Data for the task:
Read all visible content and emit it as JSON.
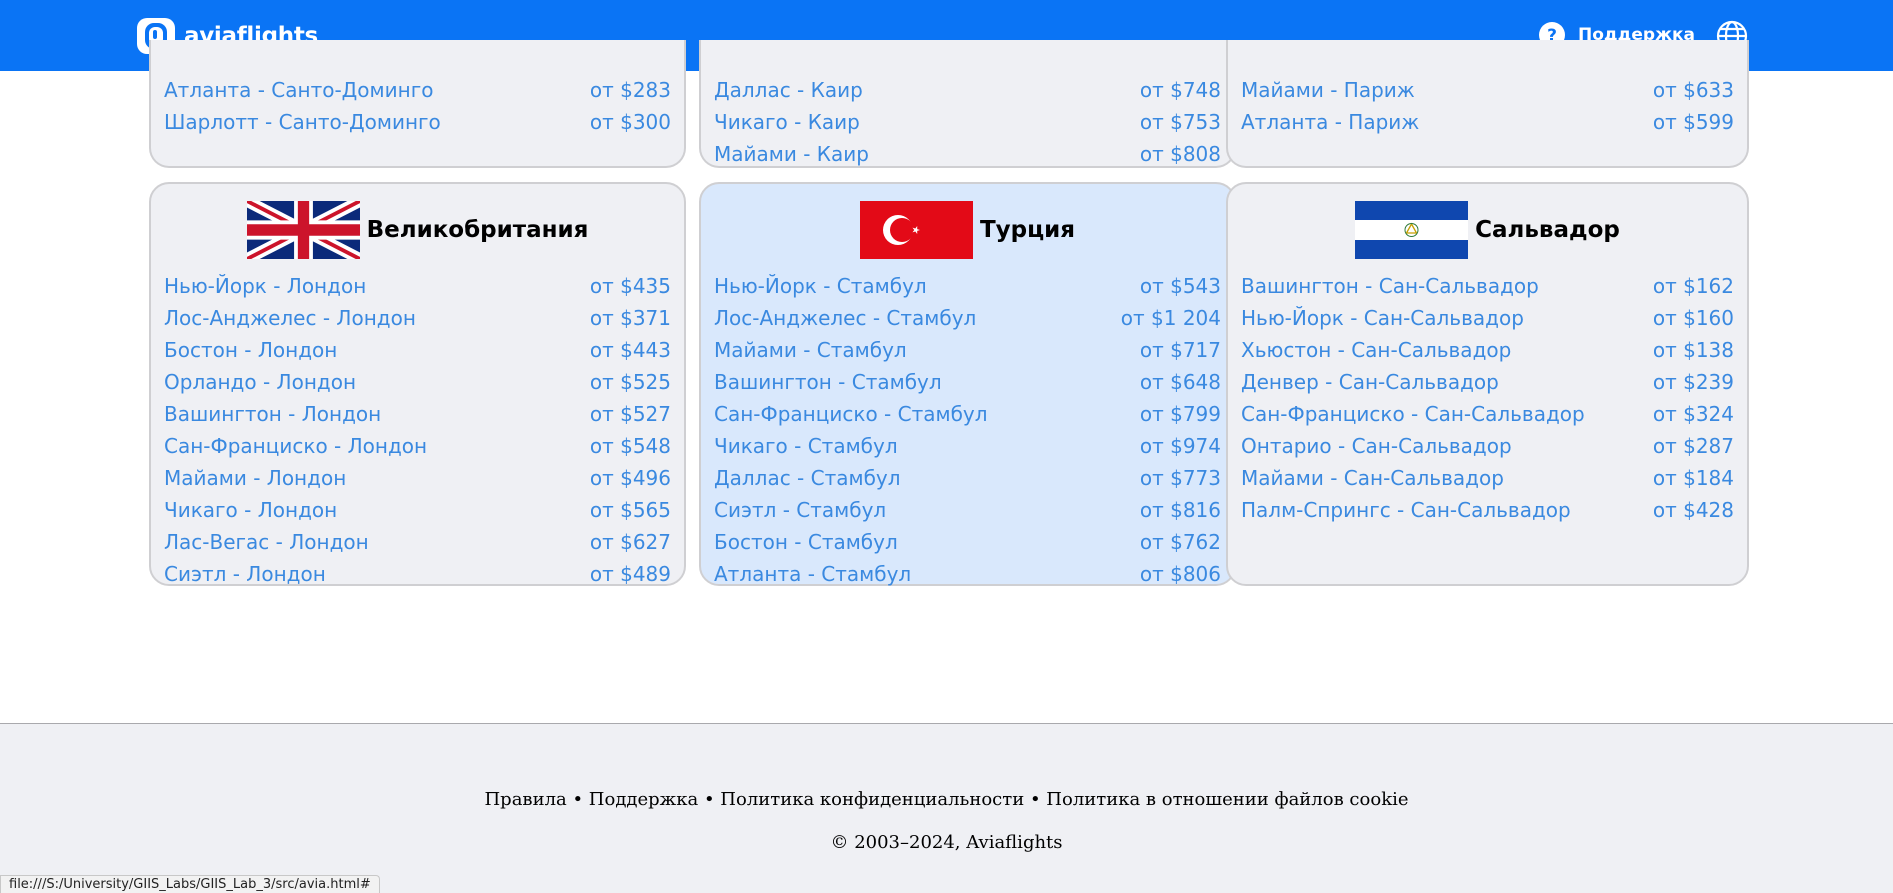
{
  "header": {
    "brand": "aviaflights",
    "support_label": "Поддержка"
  },
  "colors": {
    "header_bg": "#0a74f5",
    "link": "#3a89e0",
    "card_bg": "#eff0f4",
    "card_active_bg": "#d9e8fc"
  },
  "top_cards": [
    {
      "routes": [
        {
          "route": "Атланта - Санто-Доминго",
          "price": "от $283"
        },
        {
          "route": "Шарлотт - Санто-Доминго",
          "price": "от $300"
        }
      ]
    },
    {
      "routes": [
        {
          "route": "Даллас - Каир",
          "price": "от $748"
        },
        {
          "route": "Чикаго - Каир",
          "price": "от $753"
        },
        {
          "route": "Майами - Каир",
          "price": "от $808"
        }
      ]
    },
    {
      "routes": [
        {
          "route": "Майами - Париж",
          "price": "от $633"
        },
        {
          "route": "Атланта - Париж",
          "price": "от $599"
        }
      ]
    }
  ],
  "bottom_cards": [
    {
      "country": "Великобритания",
      "flag_icon": "uk-flag-icon",
      "routes": [
        {
          "route": "Нью-Йорк - Лондон",
          "price": "от $435"
        },
        {
          "route": "Лос-Анджелес - Лондон",
          "price": "от $371"
        },
        {
          "route": "Бостон - Лондон",
          "price": "от $443"
        },
        {
          "route": "Орландо - Лондон",
          "price": "от $525"
        },
        {
          "route": "Вашингтон - Лондон",
          "price": "от $527"
        },
        {
          "route": "Сан-Франциско - Лондон",
          "price": "от $548"
        },
        {
          "route": "Майами - Лондон",
          "price": "от $496"
        },
        {
          "route": "Чикаго - Лондон",
          "price": "от $565"
        },
        {
          "route": "Лас-Вегас - Лондон",
          "price": "от $627"
        },
        {
          "route": "Сиэтл - Лондон",
          "price": "от $489"
        }
      ]
    },
    {
      "country": "Турция",
      "flag_icon": "turkey-flag-icon",
      "routes": [
        {
          "route": "Нью-Йорк - Стамбул",
          "price": "от $543"
        },
        {
          "route": "Лос-Анджелес - Стамбул",
          "price": "от $1 204"
        },
        {
          "route": "Майами - Стамбул",
          "price": "от $717"
        },
        {
          "route": "Вашингтон - Стамбул",
          "price": "от $648"
        },
        {
          "route": "Сан-Франциско - Стамбул",
          "price": "от $799"
        },
        {
          "route": "Чикаго - Стамбул",
          "price": "от $974"
        },
        {
          "route": "Даллас - Стамбул",
          "price": "от $773"
        },
        {
          "route": "Сиэтл - Стамбул",
          "price": "от $816"
        },
        {
          "route": "Бостон - Стамбул",
          "price": "от $762"
        },
        {
          "route": "Атланта - Стамбул",
          "price": "от $806"
        }
      ]
    },
    {
      "country": "Сальвадор",
      "flag_icon": "el-salvador-flag-icon",
      "routes": [
        {
          "route": "Вашингтон - Сан-Сальвадор",
          "price": "от $162"
        },
        {
          "route": "Нью-Йорк - Сан-Сальвадор",
          "price": "от $160"
        },
        {
          "route": "Хьюстон - Сан-Сальвадор",
          "price": "от $138"
        },
        {
          "route": "Денвер - Сан-Сальвадор",
          "price": "от $239"
        },
        {
          "route": "Сан-Франциско - Сан-Сальвадор",
          "price": "от $324"
        },
        {
          "route": "Онтарио - Сан-Сальвадор",
          "price": "от $287"
        },
        {
          "route": "Майами - Сан-Сальвадор",
          "price": "от $184"
        },
        {
          "route": "Палм-Спрингс - Сан-Сальвадор",
          "price": "от $428"
        }
      ]
    }
  ],
  "footer": {
    "links": [
      "Правила",
      "Поддержка",
      "Политика конфиденциальности",
      "Политика в отношении файлов cookie"
    ],
    "separator": " • ",
    "copyright": "© 2003–2024, Aviaflights"
  },
  "status_bar": "file:///S:/University/GIIS_Labs/GIIS_Lab_3/src/avia.html#"
}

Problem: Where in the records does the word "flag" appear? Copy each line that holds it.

Answer to this problem:
      "flag_icon": "uk-flag-icon",
      "flag_icon": "turkey-flag-icon",
      "flag_icon": "el-salvador-flag-icon",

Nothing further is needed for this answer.